▸ **Exercise details**
The answer must consist solely of the line that contains "Transcribe this image's" and all subsequent lines of the data, each reproduced exactly.

◇ ◇ ◇

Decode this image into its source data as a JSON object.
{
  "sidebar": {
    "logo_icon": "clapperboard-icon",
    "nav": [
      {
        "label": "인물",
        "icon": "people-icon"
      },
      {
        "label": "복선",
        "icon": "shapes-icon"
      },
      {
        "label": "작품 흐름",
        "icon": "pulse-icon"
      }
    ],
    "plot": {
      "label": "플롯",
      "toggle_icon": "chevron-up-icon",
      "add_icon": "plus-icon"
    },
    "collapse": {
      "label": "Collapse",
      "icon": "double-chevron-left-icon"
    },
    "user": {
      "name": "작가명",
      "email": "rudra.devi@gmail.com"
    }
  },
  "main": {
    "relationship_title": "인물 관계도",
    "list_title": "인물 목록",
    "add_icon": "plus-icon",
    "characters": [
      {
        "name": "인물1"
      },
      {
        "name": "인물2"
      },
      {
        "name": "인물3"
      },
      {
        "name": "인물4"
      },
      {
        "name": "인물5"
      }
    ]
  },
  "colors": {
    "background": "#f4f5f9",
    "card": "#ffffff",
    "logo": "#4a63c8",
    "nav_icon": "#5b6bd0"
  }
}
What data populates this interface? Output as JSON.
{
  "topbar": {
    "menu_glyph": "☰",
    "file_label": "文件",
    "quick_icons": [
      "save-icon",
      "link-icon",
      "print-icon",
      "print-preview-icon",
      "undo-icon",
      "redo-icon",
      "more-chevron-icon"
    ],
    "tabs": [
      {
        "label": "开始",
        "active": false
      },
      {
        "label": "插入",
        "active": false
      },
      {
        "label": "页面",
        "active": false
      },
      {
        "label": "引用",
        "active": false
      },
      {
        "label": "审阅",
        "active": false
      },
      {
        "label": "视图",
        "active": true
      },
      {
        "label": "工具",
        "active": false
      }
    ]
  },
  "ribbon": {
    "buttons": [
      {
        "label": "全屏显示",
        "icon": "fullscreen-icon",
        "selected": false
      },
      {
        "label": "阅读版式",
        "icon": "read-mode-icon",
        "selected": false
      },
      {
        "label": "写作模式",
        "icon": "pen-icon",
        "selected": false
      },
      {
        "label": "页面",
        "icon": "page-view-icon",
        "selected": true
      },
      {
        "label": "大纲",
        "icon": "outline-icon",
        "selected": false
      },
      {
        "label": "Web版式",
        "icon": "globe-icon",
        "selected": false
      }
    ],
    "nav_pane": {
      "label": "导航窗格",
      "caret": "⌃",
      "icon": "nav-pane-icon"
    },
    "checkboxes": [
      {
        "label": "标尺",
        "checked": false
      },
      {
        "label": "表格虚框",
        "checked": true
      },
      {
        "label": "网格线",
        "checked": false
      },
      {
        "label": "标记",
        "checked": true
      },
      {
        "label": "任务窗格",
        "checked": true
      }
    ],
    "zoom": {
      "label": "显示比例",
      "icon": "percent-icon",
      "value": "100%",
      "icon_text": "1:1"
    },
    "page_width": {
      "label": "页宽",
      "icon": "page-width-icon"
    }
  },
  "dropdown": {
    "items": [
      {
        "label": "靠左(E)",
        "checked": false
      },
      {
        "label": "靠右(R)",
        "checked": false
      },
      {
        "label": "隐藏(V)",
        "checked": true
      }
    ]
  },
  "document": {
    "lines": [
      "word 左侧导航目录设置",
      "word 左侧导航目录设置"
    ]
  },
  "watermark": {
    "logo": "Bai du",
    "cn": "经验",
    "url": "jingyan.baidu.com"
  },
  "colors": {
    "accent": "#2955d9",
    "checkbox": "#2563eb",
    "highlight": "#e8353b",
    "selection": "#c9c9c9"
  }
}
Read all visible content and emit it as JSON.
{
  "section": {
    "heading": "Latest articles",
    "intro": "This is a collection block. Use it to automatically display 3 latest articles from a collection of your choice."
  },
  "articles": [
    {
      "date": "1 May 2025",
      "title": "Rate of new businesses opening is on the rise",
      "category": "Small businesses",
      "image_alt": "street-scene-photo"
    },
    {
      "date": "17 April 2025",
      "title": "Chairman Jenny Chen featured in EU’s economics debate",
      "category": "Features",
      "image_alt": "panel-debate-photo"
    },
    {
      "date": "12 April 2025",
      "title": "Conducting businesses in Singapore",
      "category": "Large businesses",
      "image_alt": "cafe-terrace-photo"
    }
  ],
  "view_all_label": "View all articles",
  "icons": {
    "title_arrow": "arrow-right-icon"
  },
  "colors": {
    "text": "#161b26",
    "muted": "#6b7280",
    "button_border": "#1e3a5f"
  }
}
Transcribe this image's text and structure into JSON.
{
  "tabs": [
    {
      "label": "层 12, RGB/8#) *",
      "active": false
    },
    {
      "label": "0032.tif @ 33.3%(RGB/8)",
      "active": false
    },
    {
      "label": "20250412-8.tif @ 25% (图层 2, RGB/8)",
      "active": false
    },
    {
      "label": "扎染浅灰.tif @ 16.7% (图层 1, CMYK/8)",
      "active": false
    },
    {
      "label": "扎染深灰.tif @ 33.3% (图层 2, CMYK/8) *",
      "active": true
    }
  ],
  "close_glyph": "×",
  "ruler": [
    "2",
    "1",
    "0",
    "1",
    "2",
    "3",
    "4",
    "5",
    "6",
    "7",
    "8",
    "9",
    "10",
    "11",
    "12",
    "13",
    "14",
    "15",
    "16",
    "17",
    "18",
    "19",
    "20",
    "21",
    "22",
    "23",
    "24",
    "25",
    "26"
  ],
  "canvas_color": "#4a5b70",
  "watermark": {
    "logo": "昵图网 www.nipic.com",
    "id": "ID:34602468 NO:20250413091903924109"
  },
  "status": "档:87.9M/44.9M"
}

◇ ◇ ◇

▸ **Task output**
Transcribe this image's text and structure into JSON.
{
  "tabs": [
    {
      "label": "层 12, RGB/8#) *",
      "active": false
    },
    {
      "label": "0032.tif @ 33.3%(RGB/8)",
      "active": false
    },
    {
      "label": "20250412-8.tif @ 25% (图层 2, RGB/8)",
      "active": false
    },
    {
      "label": "扎染浅灰.tif @ 16.7% (图层 1, CMYK/8)",
      "active": false
    },
    {
      "label": "扎染深灰.tif @ 33.3% (图层 2, CMYK/8) *",
      "active": true
    }
  ],
  "close_glyph": "×",
  "ruler": [
    "2",
    "1",
    "0",
    "1",
    "2",
    "3",
    "4",
    "5",
    "6",
    "7",
    "8",
    "9",
    "10",
    "11",
    "12",
    "13",
    "14",
    "15",
    "16",
    "17",
    "18",
    "19",
    "20",
    "21",
    "22",
    "23",
    "24",
    "25",
    "26"
  ],
  "canvas_color": "#4a5b70",
  "watermark": {
    "logo": "昵图网 www.nipic.com",
    "id": "ID:34602468 NO:20250413091903924109"
  },
  "status": "档:87.9M/44.9M"
}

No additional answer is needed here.